Friends & Neighbors
Featuring stories by Chris Arp, Anthony Tognazzini, Sarah-Jane Stratford, Jessica Lott, John Fischer; perfomed by Aimee Howard, Alexandra Gray, Jonathan Harford, Scott MacKenzie, Don Carter. Hosted by Andrew Lloyd-Jones and Elizabeth Murray at KGB Bar on 2nd May 2012.
The first time I met the great Abstract Expressionist painter David Carpenter he told me, “You have a rubbery face, similar to a thigh,” and then, probably because I seemed offended, “A young woman’s thigh, not one of my own.” He’d just turned ninety the week before. We were in his cavernous Tribeca loft studio—he had on some sort of bordello-style silk nightdress from which his arms protruded, welcomingly, pterodactyl-like.
A writer goes to an island. He is writing a story and wants to be alone. He takes a long ferry-ride to get there. It is winter and the water is choppy, knocking the boat back and forth as it clips through the waves.
“Good,” the writer thinks. He believes the violence of the ocean is a sign of how far he is traveling, and how productive he will be when he gets there. He has all of his things in a duffle bag; leather, worn, smelling like the bottom of his father’s closet.
The skirt was a dull pink-and-purple paisley that flattered nobody. It was pleated, and hit just below the knees. A garment worn as an only resort by some unfortunate young woman in the early 1960s. She would have paired it with a fitted blouse, to show she was slim – something the pleats gleefully belied. It was a skirt worn with the hope that, someday, she would only have clothes she liked. On that day, the skirt went straight to the charity shop – or was handed down to another victim. A disliked younger relative, perhaps.
I’m about to take a shower and use shampoo. I’m about to take a shower and use shampoo because I’m going to see my friend in two days, and two days of shampoo-less showering will get my hair to the sweet spot, where its natural oils add volume and create a sort of effortless sweep.
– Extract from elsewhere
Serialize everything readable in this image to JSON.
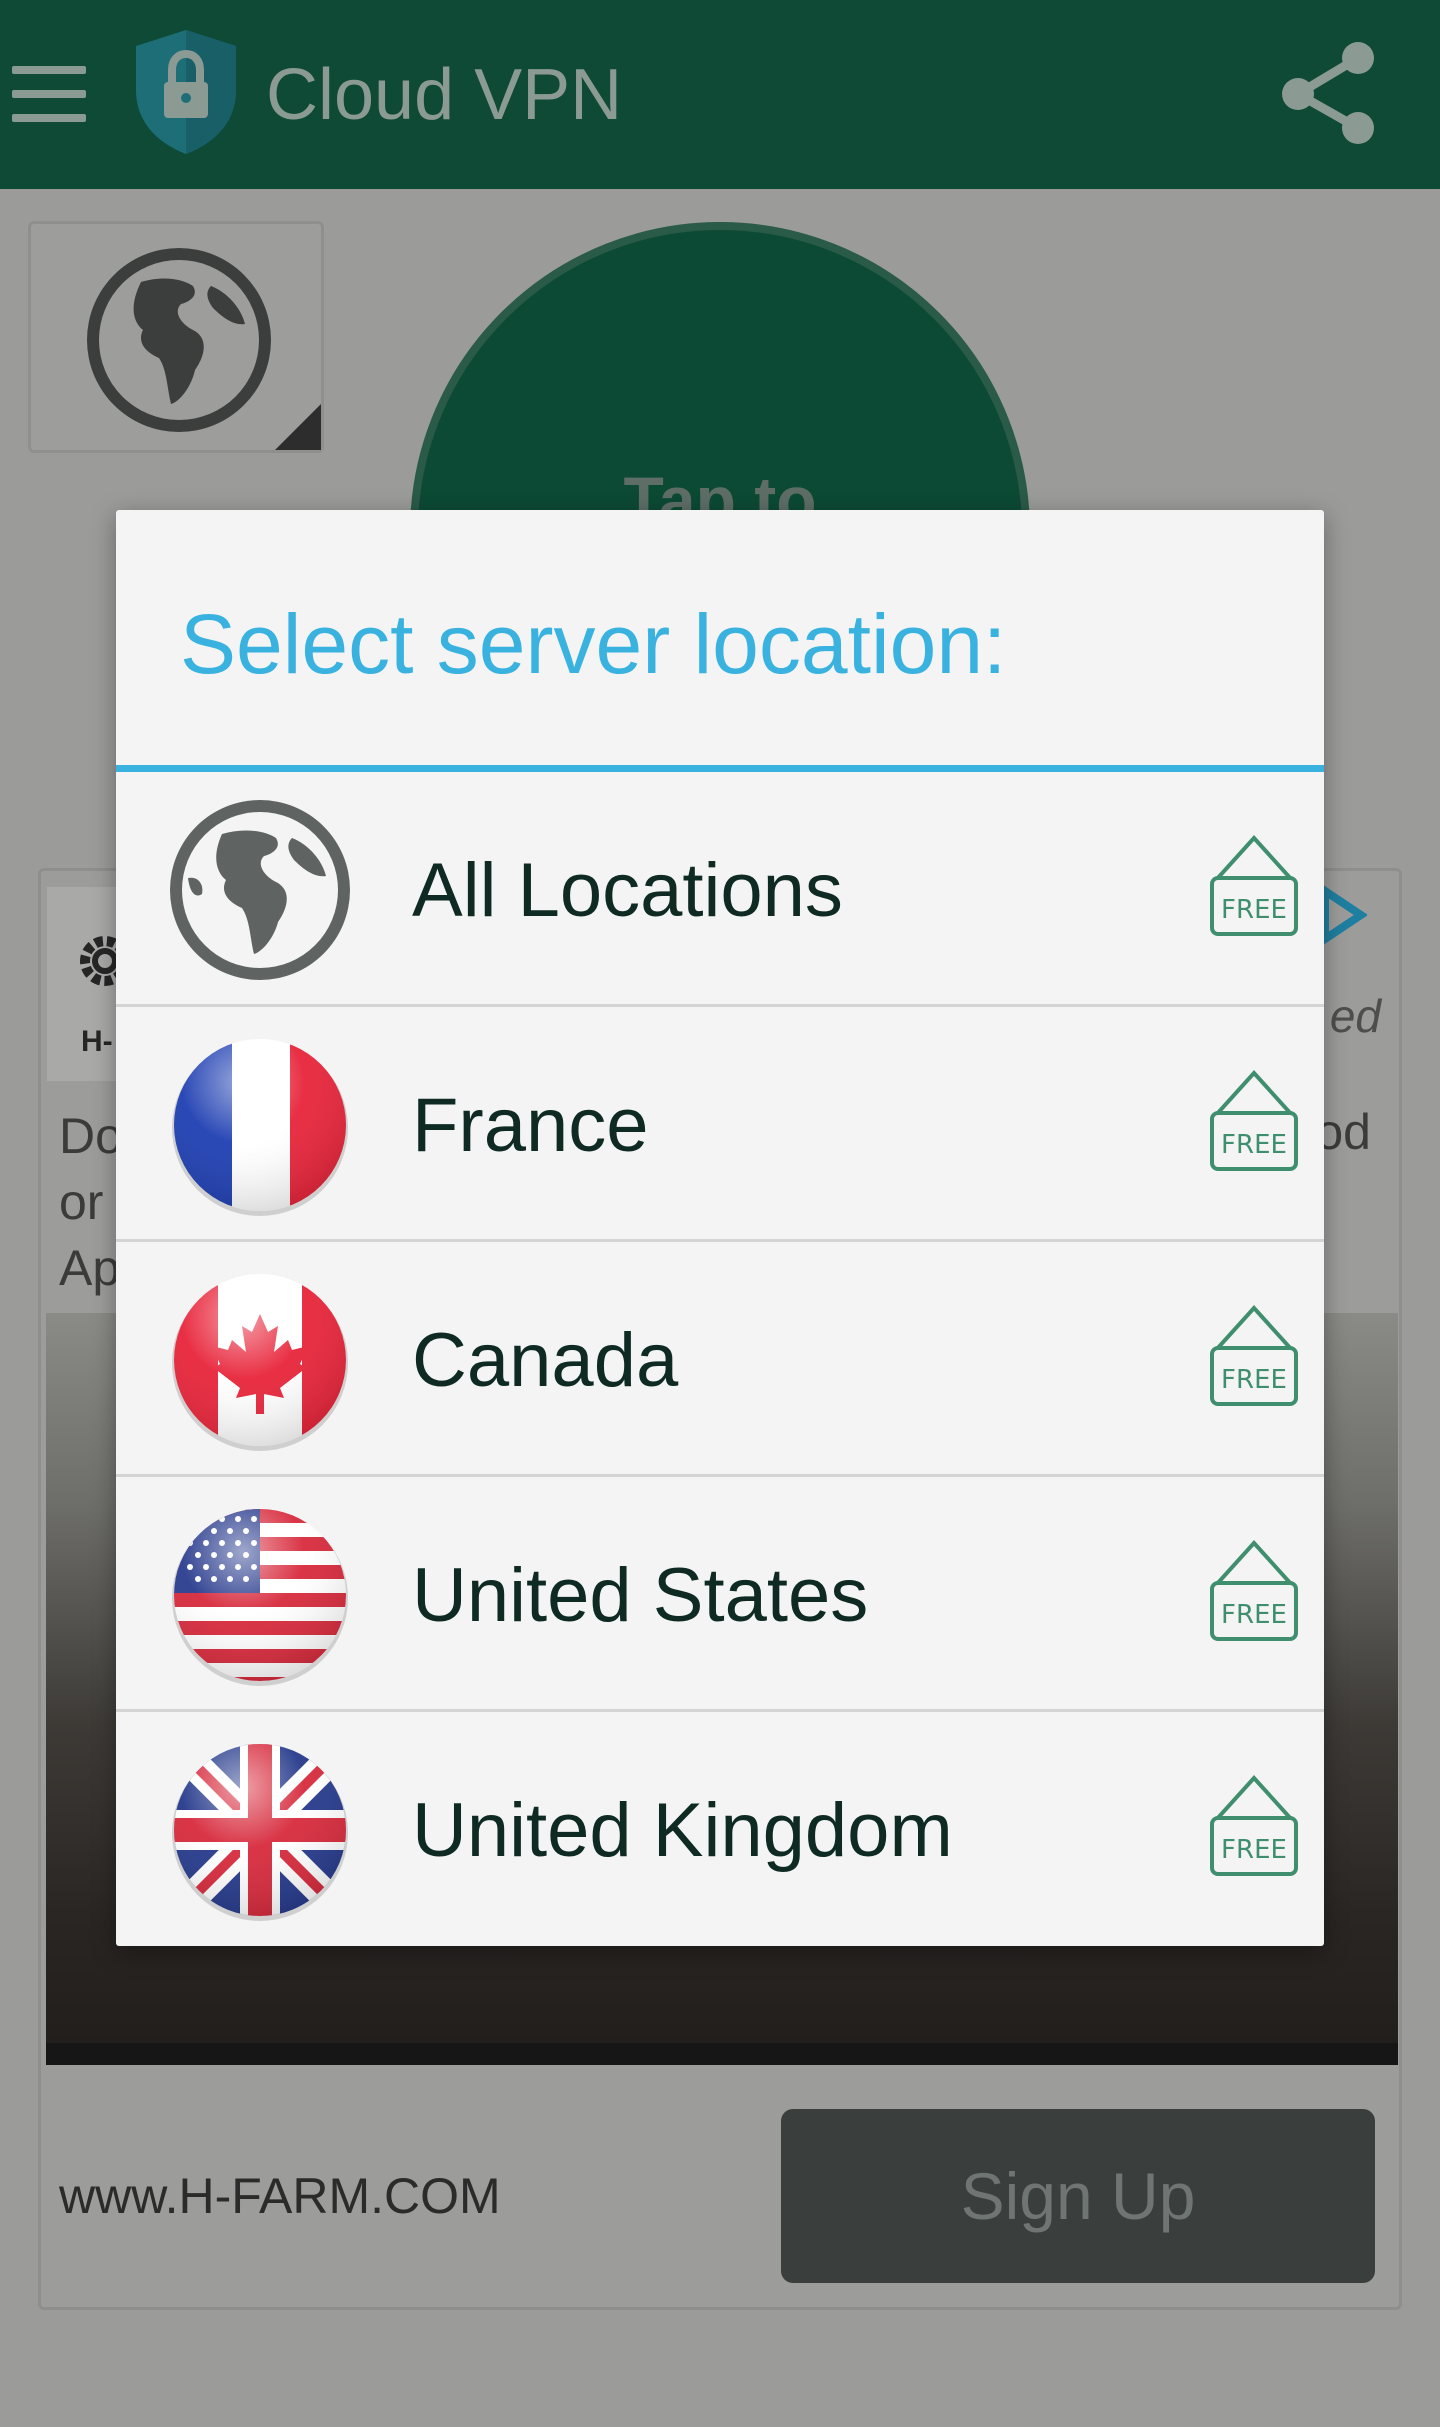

I’m also about to shave, following the same logic. Then, when my friend sees me, he will fall a little bit in love with me, maybe.